Anti-discrimination Agencies and Elected Officials

 

Other possible sources of support are local, state and federal anti-discrimination agencies and your elected officials.

 

EEOC

 

The Equal Employment Opportunity Commission administers and investigates complaints of sex discrimination under the Equal Pay Act, Title VII, and Executive Order 11246. You can find EEOC district, area, and field offices by visiting http://www.eeoc.gov/offices.html or calling 1-800-669-4000. You can file anti-discrimination complaints through these offices. The EEOC also offers mediation services as an alternative to investigations and litigation.

 

State and Local Commissions

 

Passage of equal opportunities laws and advocacy from women’s rights and civil rights organizations has resulted in the creation of local and state commissions whose job it is to stop discrimination in their localities, including discrimination against women. Many of these commissions against discrimination or human rights commissions have complaint mechanisms as well as mediation services.

 

Many communities also have local commissions on the status of women. While these Commissions generally do not have formal mechanisms to resolve complaints of discrimination, they often include women’s rights advocates who might assist you in your efforts to close the wage gap. The National Association of Women’s Commissions websiteprovides links to local and state women’s commissions across the country.

 

Elected Officials

 

Your city council member, state representative, state senator, member of Congress, and U.S. Senators were elected to represent you.

 

These lawmakers take an oath of office to uphold the laws of the state or municipality in which you live. These laws often include constitutional provisions, state laws, and city or town ordinances banning discrimination based on sex.

 

Contact your local and state law makers.
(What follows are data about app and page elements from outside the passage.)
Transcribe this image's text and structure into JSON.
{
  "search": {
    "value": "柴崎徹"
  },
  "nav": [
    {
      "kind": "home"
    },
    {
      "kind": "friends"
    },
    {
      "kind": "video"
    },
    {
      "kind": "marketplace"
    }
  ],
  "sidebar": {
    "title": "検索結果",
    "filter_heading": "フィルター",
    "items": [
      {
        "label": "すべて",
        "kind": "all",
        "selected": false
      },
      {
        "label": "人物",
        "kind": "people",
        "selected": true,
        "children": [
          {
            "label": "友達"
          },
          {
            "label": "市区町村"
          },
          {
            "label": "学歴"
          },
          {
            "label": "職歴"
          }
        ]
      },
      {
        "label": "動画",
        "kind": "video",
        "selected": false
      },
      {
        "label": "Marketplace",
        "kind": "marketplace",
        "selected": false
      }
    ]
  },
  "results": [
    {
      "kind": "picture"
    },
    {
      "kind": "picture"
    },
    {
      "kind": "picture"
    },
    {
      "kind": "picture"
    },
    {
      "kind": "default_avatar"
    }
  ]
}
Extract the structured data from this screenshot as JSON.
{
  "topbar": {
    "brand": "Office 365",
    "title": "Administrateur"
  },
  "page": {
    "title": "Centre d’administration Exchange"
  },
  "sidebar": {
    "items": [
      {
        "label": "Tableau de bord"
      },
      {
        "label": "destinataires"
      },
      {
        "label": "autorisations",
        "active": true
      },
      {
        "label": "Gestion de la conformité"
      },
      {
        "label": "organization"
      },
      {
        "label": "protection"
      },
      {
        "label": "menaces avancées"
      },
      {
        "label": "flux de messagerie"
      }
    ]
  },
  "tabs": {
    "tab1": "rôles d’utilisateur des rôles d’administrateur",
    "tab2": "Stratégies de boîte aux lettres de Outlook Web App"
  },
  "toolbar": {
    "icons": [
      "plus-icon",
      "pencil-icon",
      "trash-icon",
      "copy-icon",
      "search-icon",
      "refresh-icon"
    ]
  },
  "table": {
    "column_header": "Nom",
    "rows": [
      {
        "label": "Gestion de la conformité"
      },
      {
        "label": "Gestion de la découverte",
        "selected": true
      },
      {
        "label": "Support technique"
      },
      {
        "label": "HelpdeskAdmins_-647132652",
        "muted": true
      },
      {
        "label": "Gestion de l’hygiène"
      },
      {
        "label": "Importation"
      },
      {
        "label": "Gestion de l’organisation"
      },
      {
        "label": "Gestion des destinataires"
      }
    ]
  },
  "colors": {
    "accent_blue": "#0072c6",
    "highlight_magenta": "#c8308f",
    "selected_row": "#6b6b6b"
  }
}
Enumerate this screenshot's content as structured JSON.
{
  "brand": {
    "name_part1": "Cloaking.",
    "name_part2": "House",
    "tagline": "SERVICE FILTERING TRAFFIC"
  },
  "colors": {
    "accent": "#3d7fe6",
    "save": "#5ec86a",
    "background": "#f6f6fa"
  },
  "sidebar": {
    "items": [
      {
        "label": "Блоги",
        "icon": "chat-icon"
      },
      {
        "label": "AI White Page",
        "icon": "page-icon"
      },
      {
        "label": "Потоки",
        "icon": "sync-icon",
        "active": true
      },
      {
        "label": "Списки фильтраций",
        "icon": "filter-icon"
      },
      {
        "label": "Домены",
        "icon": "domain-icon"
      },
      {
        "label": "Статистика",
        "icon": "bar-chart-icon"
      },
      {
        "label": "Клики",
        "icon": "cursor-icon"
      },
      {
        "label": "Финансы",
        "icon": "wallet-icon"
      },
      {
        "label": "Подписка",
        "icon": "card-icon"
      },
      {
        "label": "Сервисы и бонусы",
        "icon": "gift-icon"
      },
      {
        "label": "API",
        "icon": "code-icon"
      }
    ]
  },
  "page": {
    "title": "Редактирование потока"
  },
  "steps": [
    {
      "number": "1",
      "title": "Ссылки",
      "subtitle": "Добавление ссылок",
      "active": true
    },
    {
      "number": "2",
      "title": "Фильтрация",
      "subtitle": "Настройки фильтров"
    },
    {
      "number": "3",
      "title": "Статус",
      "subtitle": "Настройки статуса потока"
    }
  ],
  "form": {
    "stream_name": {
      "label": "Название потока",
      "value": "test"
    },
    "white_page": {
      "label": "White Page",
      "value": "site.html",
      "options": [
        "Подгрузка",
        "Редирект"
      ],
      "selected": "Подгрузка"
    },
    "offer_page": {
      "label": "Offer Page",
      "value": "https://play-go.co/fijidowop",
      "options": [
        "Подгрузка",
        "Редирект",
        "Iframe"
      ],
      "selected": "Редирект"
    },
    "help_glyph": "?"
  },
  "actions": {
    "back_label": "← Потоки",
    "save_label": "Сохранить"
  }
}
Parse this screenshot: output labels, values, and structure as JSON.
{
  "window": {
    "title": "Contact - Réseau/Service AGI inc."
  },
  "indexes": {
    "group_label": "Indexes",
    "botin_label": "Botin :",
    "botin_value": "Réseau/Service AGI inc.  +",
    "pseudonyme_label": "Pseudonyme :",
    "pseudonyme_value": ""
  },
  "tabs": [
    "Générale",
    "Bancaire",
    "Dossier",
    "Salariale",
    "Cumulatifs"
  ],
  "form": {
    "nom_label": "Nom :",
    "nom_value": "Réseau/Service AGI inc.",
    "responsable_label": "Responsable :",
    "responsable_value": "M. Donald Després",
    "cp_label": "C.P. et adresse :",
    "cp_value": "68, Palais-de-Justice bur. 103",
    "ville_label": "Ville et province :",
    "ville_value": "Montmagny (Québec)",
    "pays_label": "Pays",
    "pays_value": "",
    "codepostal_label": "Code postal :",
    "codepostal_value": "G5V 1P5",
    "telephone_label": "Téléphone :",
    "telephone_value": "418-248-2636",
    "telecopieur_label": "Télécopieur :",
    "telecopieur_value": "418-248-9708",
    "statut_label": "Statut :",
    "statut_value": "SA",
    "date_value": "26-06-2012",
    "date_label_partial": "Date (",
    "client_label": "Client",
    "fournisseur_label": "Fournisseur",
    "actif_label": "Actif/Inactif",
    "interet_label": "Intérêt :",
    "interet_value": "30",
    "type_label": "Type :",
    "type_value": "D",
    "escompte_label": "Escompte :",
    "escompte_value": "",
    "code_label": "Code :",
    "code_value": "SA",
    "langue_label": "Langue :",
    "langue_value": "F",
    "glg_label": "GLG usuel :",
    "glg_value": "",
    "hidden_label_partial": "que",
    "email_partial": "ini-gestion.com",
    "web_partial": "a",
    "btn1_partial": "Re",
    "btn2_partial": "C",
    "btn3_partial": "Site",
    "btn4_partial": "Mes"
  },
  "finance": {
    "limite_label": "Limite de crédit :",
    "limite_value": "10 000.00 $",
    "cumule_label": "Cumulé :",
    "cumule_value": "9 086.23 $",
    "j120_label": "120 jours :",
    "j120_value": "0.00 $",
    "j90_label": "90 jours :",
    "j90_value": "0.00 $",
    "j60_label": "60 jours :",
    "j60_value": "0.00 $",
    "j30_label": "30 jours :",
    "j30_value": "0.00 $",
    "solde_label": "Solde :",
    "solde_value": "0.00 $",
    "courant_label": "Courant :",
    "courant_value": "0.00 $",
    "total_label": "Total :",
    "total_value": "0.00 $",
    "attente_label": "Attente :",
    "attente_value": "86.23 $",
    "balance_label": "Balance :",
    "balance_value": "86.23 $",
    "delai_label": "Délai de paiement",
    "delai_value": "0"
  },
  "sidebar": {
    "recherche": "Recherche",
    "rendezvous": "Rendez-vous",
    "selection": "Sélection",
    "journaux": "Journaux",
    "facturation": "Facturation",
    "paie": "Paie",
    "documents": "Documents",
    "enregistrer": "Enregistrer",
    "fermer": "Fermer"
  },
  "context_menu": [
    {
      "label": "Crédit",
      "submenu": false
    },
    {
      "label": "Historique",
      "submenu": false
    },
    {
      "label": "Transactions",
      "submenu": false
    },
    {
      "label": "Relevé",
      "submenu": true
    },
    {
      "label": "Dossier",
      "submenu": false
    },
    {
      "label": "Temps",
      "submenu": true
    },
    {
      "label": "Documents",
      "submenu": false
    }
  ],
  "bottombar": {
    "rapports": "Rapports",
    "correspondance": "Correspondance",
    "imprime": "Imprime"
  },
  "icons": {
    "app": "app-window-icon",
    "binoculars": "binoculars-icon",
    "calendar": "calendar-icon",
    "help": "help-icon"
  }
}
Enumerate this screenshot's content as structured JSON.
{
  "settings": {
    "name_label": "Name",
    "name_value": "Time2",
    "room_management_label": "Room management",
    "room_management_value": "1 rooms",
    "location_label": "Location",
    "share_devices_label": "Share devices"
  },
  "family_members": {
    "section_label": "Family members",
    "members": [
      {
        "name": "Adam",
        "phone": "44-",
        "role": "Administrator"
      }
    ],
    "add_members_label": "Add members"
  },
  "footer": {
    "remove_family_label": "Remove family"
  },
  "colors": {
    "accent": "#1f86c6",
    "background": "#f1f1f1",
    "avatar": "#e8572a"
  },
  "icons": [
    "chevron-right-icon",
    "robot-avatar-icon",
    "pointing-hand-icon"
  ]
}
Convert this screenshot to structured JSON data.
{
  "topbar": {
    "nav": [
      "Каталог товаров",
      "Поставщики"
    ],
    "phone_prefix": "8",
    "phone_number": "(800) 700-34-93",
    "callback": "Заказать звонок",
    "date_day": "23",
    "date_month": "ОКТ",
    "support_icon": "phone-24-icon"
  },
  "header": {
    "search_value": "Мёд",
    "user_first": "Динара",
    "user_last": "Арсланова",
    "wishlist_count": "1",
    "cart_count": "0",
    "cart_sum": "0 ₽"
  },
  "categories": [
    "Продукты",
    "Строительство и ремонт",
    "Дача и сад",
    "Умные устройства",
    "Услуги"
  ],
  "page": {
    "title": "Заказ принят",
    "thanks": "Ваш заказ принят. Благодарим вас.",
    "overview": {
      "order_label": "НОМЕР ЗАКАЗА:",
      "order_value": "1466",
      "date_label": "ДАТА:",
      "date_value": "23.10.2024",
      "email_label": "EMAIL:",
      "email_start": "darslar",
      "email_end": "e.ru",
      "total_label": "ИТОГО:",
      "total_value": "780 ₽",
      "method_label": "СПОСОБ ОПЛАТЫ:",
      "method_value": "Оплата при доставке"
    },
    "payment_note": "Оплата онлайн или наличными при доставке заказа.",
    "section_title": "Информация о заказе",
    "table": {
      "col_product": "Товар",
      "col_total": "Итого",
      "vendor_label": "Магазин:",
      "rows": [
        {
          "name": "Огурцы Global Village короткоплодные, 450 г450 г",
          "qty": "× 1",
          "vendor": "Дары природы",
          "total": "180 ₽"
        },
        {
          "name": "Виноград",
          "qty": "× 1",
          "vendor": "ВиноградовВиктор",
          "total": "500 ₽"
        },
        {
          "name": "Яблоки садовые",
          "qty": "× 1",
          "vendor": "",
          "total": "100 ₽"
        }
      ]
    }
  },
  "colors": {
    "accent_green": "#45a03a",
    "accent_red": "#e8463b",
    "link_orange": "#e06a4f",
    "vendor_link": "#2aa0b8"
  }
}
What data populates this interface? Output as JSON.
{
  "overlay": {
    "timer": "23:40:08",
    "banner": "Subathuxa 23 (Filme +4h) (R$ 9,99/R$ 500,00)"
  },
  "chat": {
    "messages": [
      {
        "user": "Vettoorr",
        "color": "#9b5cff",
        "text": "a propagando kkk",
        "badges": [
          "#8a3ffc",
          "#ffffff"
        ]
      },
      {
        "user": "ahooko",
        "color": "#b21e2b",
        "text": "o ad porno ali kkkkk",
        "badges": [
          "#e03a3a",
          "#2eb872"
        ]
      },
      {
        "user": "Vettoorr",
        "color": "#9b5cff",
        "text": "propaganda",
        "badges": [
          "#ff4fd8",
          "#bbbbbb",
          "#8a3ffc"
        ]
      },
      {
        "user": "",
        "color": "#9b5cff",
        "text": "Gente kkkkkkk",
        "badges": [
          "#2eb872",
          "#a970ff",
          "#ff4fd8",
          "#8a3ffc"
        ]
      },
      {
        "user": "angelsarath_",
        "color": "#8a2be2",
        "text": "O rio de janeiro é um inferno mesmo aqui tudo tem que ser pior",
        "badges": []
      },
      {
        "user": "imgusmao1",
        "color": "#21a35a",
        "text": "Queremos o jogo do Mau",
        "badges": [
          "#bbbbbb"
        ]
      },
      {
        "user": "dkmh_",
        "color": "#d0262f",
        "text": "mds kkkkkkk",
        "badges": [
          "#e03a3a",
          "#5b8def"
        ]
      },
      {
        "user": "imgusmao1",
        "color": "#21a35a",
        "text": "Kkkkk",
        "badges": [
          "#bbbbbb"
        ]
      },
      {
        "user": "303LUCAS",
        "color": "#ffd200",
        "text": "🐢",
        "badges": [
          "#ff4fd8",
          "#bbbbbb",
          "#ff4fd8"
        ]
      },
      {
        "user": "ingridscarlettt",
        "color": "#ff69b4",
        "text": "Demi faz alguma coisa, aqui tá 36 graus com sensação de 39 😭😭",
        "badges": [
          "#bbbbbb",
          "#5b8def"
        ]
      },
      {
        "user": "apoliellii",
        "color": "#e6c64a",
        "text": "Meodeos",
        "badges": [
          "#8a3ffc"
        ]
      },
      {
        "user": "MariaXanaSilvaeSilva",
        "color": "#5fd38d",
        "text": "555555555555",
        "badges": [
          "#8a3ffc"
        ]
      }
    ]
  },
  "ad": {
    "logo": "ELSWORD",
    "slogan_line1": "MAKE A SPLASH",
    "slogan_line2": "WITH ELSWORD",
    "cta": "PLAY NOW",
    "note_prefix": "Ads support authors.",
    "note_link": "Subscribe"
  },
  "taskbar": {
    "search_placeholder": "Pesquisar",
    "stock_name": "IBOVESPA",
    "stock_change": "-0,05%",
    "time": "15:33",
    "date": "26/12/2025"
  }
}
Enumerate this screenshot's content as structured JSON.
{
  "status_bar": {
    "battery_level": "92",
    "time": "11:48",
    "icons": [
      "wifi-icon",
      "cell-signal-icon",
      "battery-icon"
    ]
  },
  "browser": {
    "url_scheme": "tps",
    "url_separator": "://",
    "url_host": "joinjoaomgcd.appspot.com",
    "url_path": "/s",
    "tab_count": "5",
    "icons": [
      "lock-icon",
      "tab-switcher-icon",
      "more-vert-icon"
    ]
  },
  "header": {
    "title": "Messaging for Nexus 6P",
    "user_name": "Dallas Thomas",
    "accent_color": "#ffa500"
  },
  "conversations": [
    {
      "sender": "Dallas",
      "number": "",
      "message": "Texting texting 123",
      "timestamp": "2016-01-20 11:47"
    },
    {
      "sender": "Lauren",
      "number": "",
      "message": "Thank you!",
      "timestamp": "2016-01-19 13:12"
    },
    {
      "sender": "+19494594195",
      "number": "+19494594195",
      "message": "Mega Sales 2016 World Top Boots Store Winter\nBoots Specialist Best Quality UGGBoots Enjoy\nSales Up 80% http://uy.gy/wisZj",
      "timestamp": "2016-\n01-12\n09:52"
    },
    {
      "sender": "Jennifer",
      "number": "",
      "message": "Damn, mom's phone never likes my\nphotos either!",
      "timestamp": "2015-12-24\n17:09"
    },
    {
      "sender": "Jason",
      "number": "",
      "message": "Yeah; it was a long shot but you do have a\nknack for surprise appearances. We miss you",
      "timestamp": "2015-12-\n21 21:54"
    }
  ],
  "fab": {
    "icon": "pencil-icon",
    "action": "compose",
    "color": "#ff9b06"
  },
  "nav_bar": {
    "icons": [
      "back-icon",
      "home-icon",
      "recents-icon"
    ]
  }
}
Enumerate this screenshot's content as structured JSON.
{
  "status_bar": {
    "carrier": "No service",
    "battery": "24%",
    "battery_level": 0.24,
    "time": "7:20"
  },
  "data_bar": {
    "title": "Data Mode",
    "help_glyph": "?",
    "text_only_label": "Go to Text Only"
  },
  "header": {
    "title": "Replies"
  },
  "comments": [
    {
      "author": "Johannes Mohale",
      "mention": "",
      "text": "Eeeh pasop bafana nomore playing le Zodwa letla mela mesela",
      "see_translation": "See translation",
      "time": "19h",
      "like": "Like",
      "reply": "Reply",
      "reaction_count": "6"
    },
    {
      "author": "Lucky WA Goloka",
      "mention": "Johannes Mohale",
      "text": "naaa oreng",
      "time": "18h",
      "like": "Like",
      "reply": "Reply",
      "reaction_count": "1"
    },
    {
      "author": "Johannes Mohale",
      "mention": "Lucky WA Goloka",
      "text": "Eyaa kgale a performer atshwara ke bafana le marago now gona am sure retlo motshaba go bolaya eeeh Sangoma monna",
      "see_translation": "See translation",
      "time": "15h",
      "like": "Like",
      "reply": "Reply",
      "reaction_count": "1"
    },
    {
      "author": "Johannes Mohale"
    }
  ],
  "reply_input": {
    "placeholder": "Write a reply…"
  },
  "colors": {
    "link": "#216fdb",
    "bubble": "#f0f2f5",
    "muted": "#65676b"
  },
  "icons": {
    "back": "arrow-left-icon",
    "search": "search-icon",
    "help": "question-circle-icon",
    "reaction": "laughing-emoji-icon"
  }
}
Meet with them and tell them your story of sex discrimination. Ask for their help in getting your employer to take action to remedy discriminatory practices.